9th October 2015
By Marcus Low
In King Leopold’s Ghost, the historian Adam Hochschild uncovers the horrors committed in the Belgian Congo in the years before and after 1900. It is a history of slavery, murder and mutilation – anyone who’s seen the pictures of piles of cut-off hands cannot but be horrified by it.
Rather than just focussing on ‘the horror’, Hochschild zooms in on the courageous individuals who stood up against this cruelty. These are people like George Washington Williams, a black American journalist who travelled to the Congo in the late 1880s, and E. D. Morel, who dedicated much of his life to exposing the atrocities to the British public and to changing public opinion.
King Leopold’s Ghost recognises and bears witness to the atrocities in the Congo. Atrocities like these are too easily forgotten, too easily reduced to boring facts and figures. Bearing witness to such cruelties done to others affirms our humanity. We should remember the victims of King Leopold just as we remember the victims of the Holocaust or apartheid.
Recently doing some work on the landmark silicosis class action lawsuit here in South Africa, I was struck by the realisation that the history of our gold mines has similarities with the history of the rubber trade in the Congo. Of course, we did not have anything close to the same number of murders. Nor was their cutting-off of hands. But our gold mines, over decades, systematically exposed their mostly poor and black workers to dangerous levels of silica dust knowing it would kill them. Estimates vary, but probably as many as 20% of workers in South African gold mines over the last five or so decades developed silicosis. That adds up to hundreds of thousands of men – most of whom have already died.
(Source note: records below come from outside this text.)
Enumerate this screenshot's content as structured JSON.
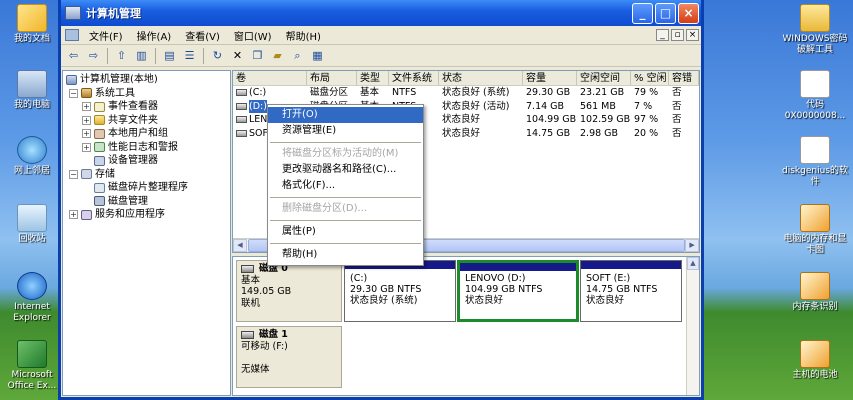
{
  "desktop": {
    "left_icons": [
      {
        "label": "我的文档",
        "icon": "documents-icon"
      },
      {
        "label": "我的电脑",
        "icon": "computer-icon"
      },
      {
        "label": "网上邻居",
        "icon": "network-icon"
      },
      {
        "label": "回收站",
        "icon": "recycle-bin-icon"
      },
      {
        "label": "Internet Explorer",
        "icon": "ie-icon"
      },
      {
        "label": "Microsoft Office Ex...",
        "icon": "excel-icon"
      }
    ],
    "right_icons": [
      {
        "label": "WINDOWS密码破解工具",
        "icon": "folder-icon"
      },
      {
        "label": "代码0X0000008...",
        "icon": "text-file-icon"
      },
      {
        "label": "diskgenius的软件",
        "icon": "text-file-icon"
      },
      {
        "label": "电脑的内存和显卡图",
        "icon": "jpg-icon"
      },
      {
        "label": "内存条识别",
        "icon": "jpg-icon"
      },
      {
        "label": "主机的电池",
        "icon": "jpg-icon"
      }
    ]
  },
  "window": {
    "title": "计算机管理",
    "menu": [
      "文件(F)",
      "操作(A)",
      "查看(V)",
      "窗口(W)",
      "帮助(H)"
    ],
    "toolbar_icons": [
      "back-icon",
      "forward-icon",
      "up-icon",
      "show-tree-icon",
      "export-icon",
      "properties-icon",
      "refresh-icon",
      "delete-icon",
      "copy-icon",
      "open-icon",
      "search-icon",
      "help-icon"
    ]
  },
  "tree": [
    {
      "label": "计算机管理(本地)",
      "level": 0,
      "expander": "",
      "icon": "mgmt"
    },
    {
      "label": "系统工具",
      "level": 1,
      "expander": "−",
      "icon": "tool"
    },
    {
      "label": "事件查看器",
      "level": 2,
      "expander": "+",
      "icon": "evt"
    },
    {
      "label": "共享文件夹",
      "level": 2,
      "expander": "+",
      "icon": "folder"
    },
    {
      "label": "本地用户和组",
      "level": 2,
      "expander": "+",
      "icon": "users"
    },
    {
      "label": "性能日志和警报",
      "level": 2,
      "expander": "+",
      "icon": "perf"
    },
    {
      "label": "设备管理器",
      "level": 2,
      "expander": "",
      "icon": "dev"
    },
    {
      "label": "存储",
      "level": 1,
      "expander": "−",
      "icon": "storage"
    },
    {
      "label": "磁盘碎片整理程序",
      "level": 2,
      "expander": "",
      "icon": "defrag"
    },
    {
      "label": "磁盘管理",
      "level": 2,
      "expander": "",
      "icon": "disk"
    },
    {
      "label": "服务和应用程序",
      "level": 1,
      "expander": "+",
      "icon": "svc"
    }
  ],
  "volumes": {
    "headers": [
      "卷",
      "布局",
      "类型",
      "文件系统",
      "状态",
      "容量",
      "空闲空间",
      "% 空闲",
      "容错"
    ],
    "rows": [
      [
        "(C:)",
        "磁盘分区",
        "基本",
        "NTFS",
        "状态良好 (系统)",
        "29.30 GB",
        "23.21 GB",
        "79 %",
        "否"
      ],
      [
        "(D:)",
        "磁盘分区",
        "基本",
        "NTFS",
        "状态良好 (活动)",
        "7.14 GB",
        "561 MB",
        "7 %",
        "否"
      ],
      [
        "LENOVO",
        "",
        "",
        "",
        "状态良好",
        "104.99 GB",
        "102.59 GB",
        "97 %",
        "否"
      ],
      [
        "SOFT",
        "",
        "",
        "",
        "状态良好",
        "14.75 GB",
        "2.98 GB",
        "20 %",
        "否"
      ]
    ]
  },
  "disks": [
    {
      "name": "磁盘 0",
      "info": [
        "基本",
        "149.05 GB",
        "联机"
      ],
      "partitions": [
        {
          "name": "(C:)",
          "size": "29.30 GB NTFS",
          "status": "状态良好 (系统)",
          "selected": false
        },
        {
          "name": "LENOVO  (D:)",
          "size": "104.99 GB NTFS",
          "status": "状态良好",
          "selected": true
        },
        {
          "name": "SOFT  (E:)",
          "size": "14.75 GB NTFS",
          "status": "状态良好",
          "selected": false
        }
      ]
    },
    {
      "name": "磁盘 1",
      "info": [
        "可移动 (F:)",
        "",
        "无媒体"
      ],
      "partitions": []
    }
  ],
  "context_menu": [
    {
      "label": "打开(O)",
      "state": "highlighted"
    },
    {
      "label": "资源管理(E)",
      "state": "enabled"
    },
    {
      "sep": true
    },
    {
      "label": "将磁盘分区标为活动的(M)",
      "state": "disabled"
    },
    {
      "label": "更改驱动器名和路径(C)...",
      "state": "enabled"
    },
    {
      "label": "格式化(F)...",
      "state": "enabled"
    },
    {
      "sep": true
    },
    {
      "label": "删除磁盘分区(D)...",
      "state": "disabled"
    },
    {
      "sep": true
    },
    {
      "label": "属性(P)",
      "state": "enabled"
    },
    {
      "sep": true
    },
    {
      "label": "帮助(H)",
      "state": "enabled"
    }
  ]
}
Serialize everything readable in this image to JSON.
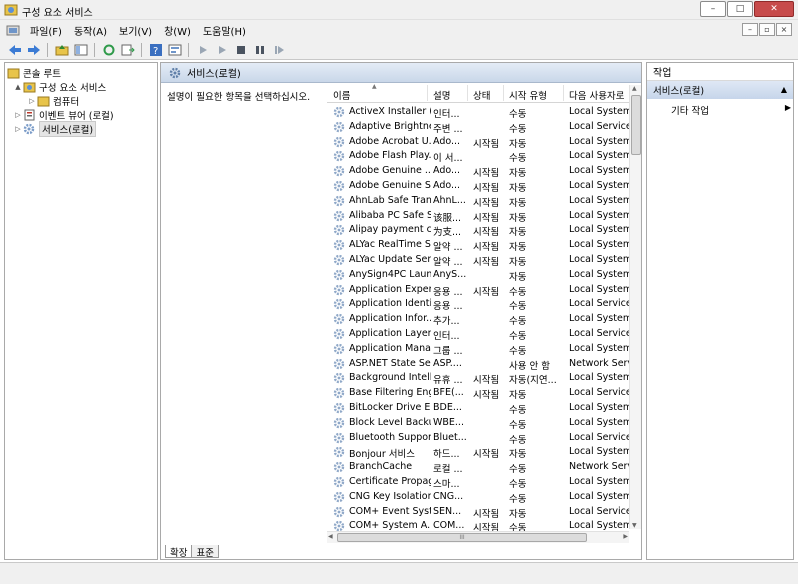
{
  "window": {
    "title": "구성 요소 서비스",
    "close_label": "✕",
    "minimize_label": "–",
    "maximize_label": "□"
  },
  "menu": [
    "파일(F)",
    "동작(A)",
    "보기(V)",
    "창(W)",
    "도움말(H)"
  ],
  "tree": {
    "items": [
      {
        "label": "콘솔 루트",
        "level": 0,
        "arrow": ""
      },
      {
        "label": "구성 요소 서비스",
        "level": 1,
        "arrow": "▲"
      },
      {
        "label": "컴퓨터",
        "level": 2,
        "arrow": "▷"
      },
      {
        "label": "이벤트 뷰어 (로컬)",
        "level": 1,
        "arrow": "▷"
      },
      {
        "label": "서비스(로컬)",
        "level": 1,
        "arrow": "▷",
        "selected": true
      }
    ]
  },
  "main": {
    "header": "서비스(로컬)",
    "description": "설명이 필요한 항목을 선택하십시오.",
    "columns": [
      "이름",
      "설명",
      "상태",
      "시작 유형",
      "다음 사용자로"
    ],
    "services": [
      [
        "ActiveX Installer (...",
        "인터...",
        "",
        "수동",
        "Local System"
      ],
      [
        "Adaptive Brightness",
        "주변 ...",
        "",
        "수동",
        "Local Service"
      ],
      [
        "Adobe Acrobat U...",
        "Ado...",
        "시작됨",
        "자동",
        "Local System"
      ],
      [
        "Adobe Flash Play...",
        "이 서...",
        "",
        "수동",
        "Local System"
      ],
      [
        "Adobe Genuine ...",
        "Ado...",
        "시작됨",
        "자동",
        "Local System"
      ],
      [
        "Adobe Genuine S...",
        "Ado...",
        "시작됨",
        "자동",
        "Local System"
      ],
      [
        "AhnLab Safe Tran...",
        "AhnL...",
        "시작됨",
        "자동",
        "Local System"
      ],
      [
        "Alibaba PC Safe S...",
        "该服...",
        "시작됨",
        "자동",
        "Local System"
      ],
      [
        "Alipay payment cl...",
        "为支...",
        "시작됨",
        "자동",
        "Local System"
      ],
      [
        "ALYac RealTime S...",
        "알약 ...",
        "시작됨",
        "자동",
        "Local System"
      ],
      [
        "ALYac Update Ser...",
        "알약 ...",
        "시작됨",
        "자동",
        "Local System"
      ],
      [
        "AnySign4PC Laun...",
        "AnyS...",
        "",
        "자동",
        "Local System"
      ],
      [
        "Application Experi...",
        "응용 ...",
        "시작됨",
        "수동",
        "Local System"
      ],
      [
        "Application Identity",
        "응용 ...",
        "",
        "수동",
        "Local Service"
      ],
      [
        "Application Infor...",
        "추가...",
        "",
        "수동",
        "Local System"
      ],
      [
        "Application Layer ...",
        "인터...",
        "",
        "수동",
        "Local Service"
      ],
      [
        "Application Mana...",
        "그룹 ...",
        "",
        "수동",
        "Local System"
      ],
      [
        "ASP.NET State Se...",
        "ASP....",
        "",
        "사용 안 함",
        "Network Servic"
      ],
      [
        "Background Intelli...",
        "유휴 ...",
        "시작됨",
        "자동(지연...",
        "Local System"
      ],
      [
        "Base Filtering Eng...",
        "BFE(...",
        "시작됨",
        "자동",
        "Local Service"
      ],
      [
        "BitLocker Drive E...",
        "BDE...",
        "",
        "수동",
        "Local System"
      ],
      [
        "Block Level Backu...",
        "WBE...",
        "",
        "수동",
        "Local System"
      ],
      [
        "Bluetooth Suppor...",
        "Bluet...",
        "",
        "수동",
        "Local Service"
      ],
      [
        "Bonjour 서비스",
        "하드...",
        "시작됨",
        "자동",
        "Local System"
      ],
      [
        "BranchCache",
        "로컬 ...",
        "",
        "수동",
        "Network Servic"
      ],
      [
        "Certificate Propag...",
        "스마...",
        "",
        "수동",
        "Local System"
      ],
      [
        "CNG Key Isolation",
        "CNG...",
        "",
        "수동",
        "Local System"
      ],
      [
        "COM+ Event Syst...",
        "SEN...",
        "시작됨",
        "자동",
        "Local Service"
      ],
      [
        "COM+ System A...",
        "COM...",
        "시작됨",
        "수동",
        "Local System"
      ]
    ],
    "hscroll_label": "III",
    "tabs": [
      "확장",
      "표준"
    ]
  },
  "actions": {
    "title": "작업",
    "section": "서비스(로컬)",
    "item": "기타 작업"
  },
  "colors": {
    "header_blue": "#c9d7e9",
    "gear": "#7b9cc8"
  }
}
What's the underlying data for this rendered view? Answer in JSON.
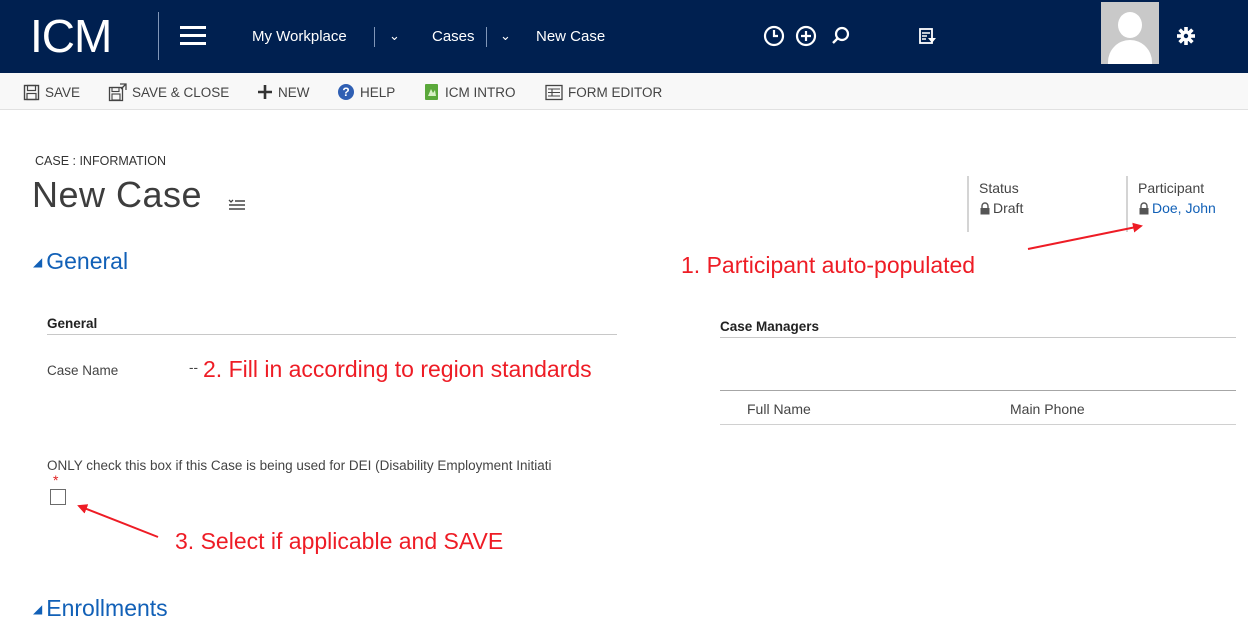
{
  "app": {
    "logo": "ICM"
  },
  "nav": {
    "items": [
      {
        "label": "My Workplace"
      },
      {
        "label": "Cases"
      },
      {
        "label": "New Case"
      }
    ]
  },
  "topbar_icons": [
    "history-icon",
    "quick-create-icon",
    "search-icon",
    "advanced-find-icon",
    "user-avatar",
    "settings-icon"
  ],
  "commands": {
    "save": "SAVE",
    "save_close": "SAVE & CLOSE",
    "new": "NEW",
    "help": "HELP",
    "icm_intro": "ICM INTRO",
    "form_editor": "FORM EDITOR"
  },
  "form": {
    "entity_label": "CASE : INFORMATION",
    "title": "New Case",
    "header_fields": {
      "status": {
        "label": "Status",
        "value": "Draft"
      },
      "participant": {
        "label": "Participant",
        "value": "Doe, John"
      }
    }
  },
  "sections": {
    "general": {
      "title": "General",
      "subsection_title": "General",
      "case_name": {
        "label": "Case Name",
        "value": "--"
      },
      "dei_checkbox": {
        "label": "ONLY check this box if this Case is being used for DEI (Disability Employment Initiati",
        "required_marker": "*",
        "checked": false
      },
      "case_managers": {
        "title": "Case Managers",
        "columns": [
          "Full Name",
          "Main Phone"
        ]
      }
    },
    "enrollments": {
      "title": "Enrollments"
    }
  },
  "annotations": {
    "a1": "1. Participant auto-populated",
    "a2": "2. Fill in according to region standards",
    "a3": "3. Select if applicable and SAVE"
  },
  "colors": {
    "nav_bg": "#002050",
    "link_blue": "#1160b7",
    "annotation_red": "#ee1c25"
  }
}
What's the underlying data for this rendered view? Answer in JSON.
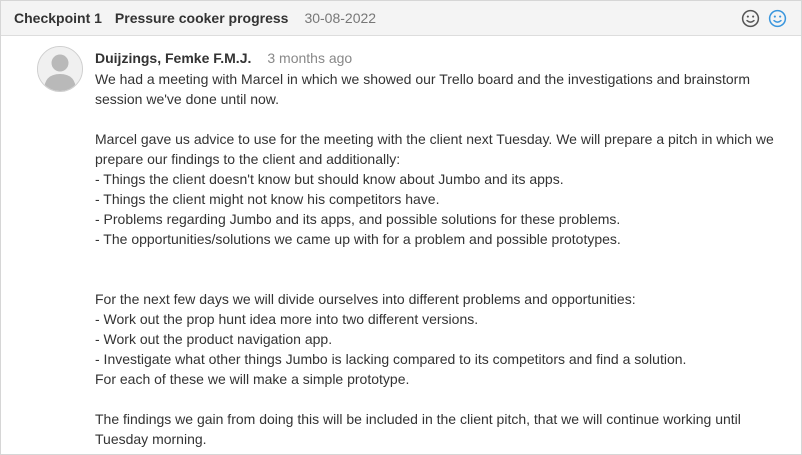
{
  "header": {
    "checkpoint": "Checkpoint 1",
    "title": "Pressure cooker progress",
    "date": "30-08-2022",
    "icons": [
      "neutral-face-icon",
      "smiley-face-icon"
    ],
    "colors": {
      "neutral": "#555555",
      "happy": "#3a96dd"
    }
  },
  "comment": {
    "author": "Duijzings, Femke F.M.J.",
    "time": "3 months ago",
    "para1": "We had a meeting with Marcel in which we showed our Trello board and the investigations and brainstorm session we've done until now.",
    "para2_intro": "Marcel gave us advice to use for the meeting with the client next Tuesday. We will prepare a pitch in which we prepare our findings to the client and additionally:",
    "list1": [
      "- Things the client doesn't know but should know about Jumbo and its apps.",
      "- Things the client might not know his competitors have.",
      "- Problems regarding Jumbo and its apps, and possible solutions for these problems.",
      "- The opportunities/solutions we came up with for a problem and possible prototypes."
    ],
    "para3_intro": "For the next few days we will divide ourselves into different problems and opportunities:",
    "list2": [
      "- Work out the prop hunt idea more into two different versions.",
      "- Work out the product navigation app.",
      "- Investigate what other things Jumbo is lacking compared to its competitors and find a solution."
    ],
    "para3_outro": "For each of these we will make a simple prototype.",
    "para4": "The findings we gain from doing this will be included in the client pitch, that we will continue working until Tuesday morning."
  }
}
The historian Jock McCulloch has shown that the history of silicosis in South Africa is deeply interwoven with our history of racial discrimination. Long before 1948, black miners were treated according to different rules than their white counterparts. While it is clearly a story of race, it is also one of commercially driven colonialist exploitation. In short, gold mines made loads of money for both mining companies and the state. If this meant ruining the lungs of hundreds of thousands of mostly poor black men, that was a price they were willing to pay. The specific conditions around silicosis and the gold mines made it easy for them to get away with it – the workers involved had little or no access to justice, existing compensation systems were severely dysfunctional, and, unlike severed hands, silicosis develops slowly and the scarring is hidden inside the body.
The horrible subtext to all of this, the core of what we need to confront, is that either because they are black or because they are poor, or both, gold mining companies, with the collusion of the state, treated their workers as second-class people who are disposable.
As was the case in the Congo, this underbelly of our history has largely remained hidden. At the Truth and Reconciliation Commission (TRC) hearings in 1996 we did face many of the horrors of apartheid, but inevitably we only heard a fraction of the story. Histories like those of the gold mines have largely remained unaccounted for in our attempts to come to terms with our past. This is an open wound that arguably contributes to the continued disaffection of black working class people in the current dispensation.
For two weeks starting on Monday 12 October, the deliberations at the South Gauteng High Court promise to shine the light of our Constitution on this historic injustice. In the case of Nkala and others v Harmony and others, three sets of lawyers representing 56 former miners will seek to hold the entire gold mining industry in South Africa accountable for the failure to protect the health of workers. The applicants will be asking the court to certify two classes of people: miners who have both worked two years on the mines in the last five decades and developed either silicosis or contracted tuberculosis. It will likely be the largest class action lawsuit in South African history and is likely to reverberate around the world. If the former mine workers are successful, the companies will have to fork out billions of rand in compensation.
The case is firstly about just compensation for former mine workers and their families. The Constitutional Court has already declared the existing compensation system to be inadequate. But it is also about creating accountability to ensure that gold mines clean up their act and ensure that current and future mine workers are not exposed to unsafe levels of silica dust. Mining companies must know that if they infringe the rights of their workers they will have to pay a high price.
But on top of all that, the case is also about doing what Hochschild did with King Leopold’s Ghost and to some extent what we aimed to do with the TRC. It is about facing up to a history many wealthy and powerful people would rather shy away from. It is about putting on public record the harm done to the miners for whom there has been no justice, who were recruited from places like the rural Eastern Cape and then some years later sent back there with ruined lungs and no prospects of further employment.
Our Constitution guarantees everyone the right to dignity and to bodily integrity. It does so for everyone – whether you are a poor person without matric or a wealthy person with political connections. It is clear that the rights of former miners with silicosis have been infringed, and that as yet constitutional guarantees have not meant much to them. Whether the court upholds their rights and provides some form of justice remains to be seen. Either way, it will tell us a lot about the country we live in and our values as a society.
Low is with the Treatment Action Campaign (TAC). The TAC together with Sonke Gender Justice has been admitted as friend of the court in the silicosis case. Views expressed are not necessarily GroundUp’s.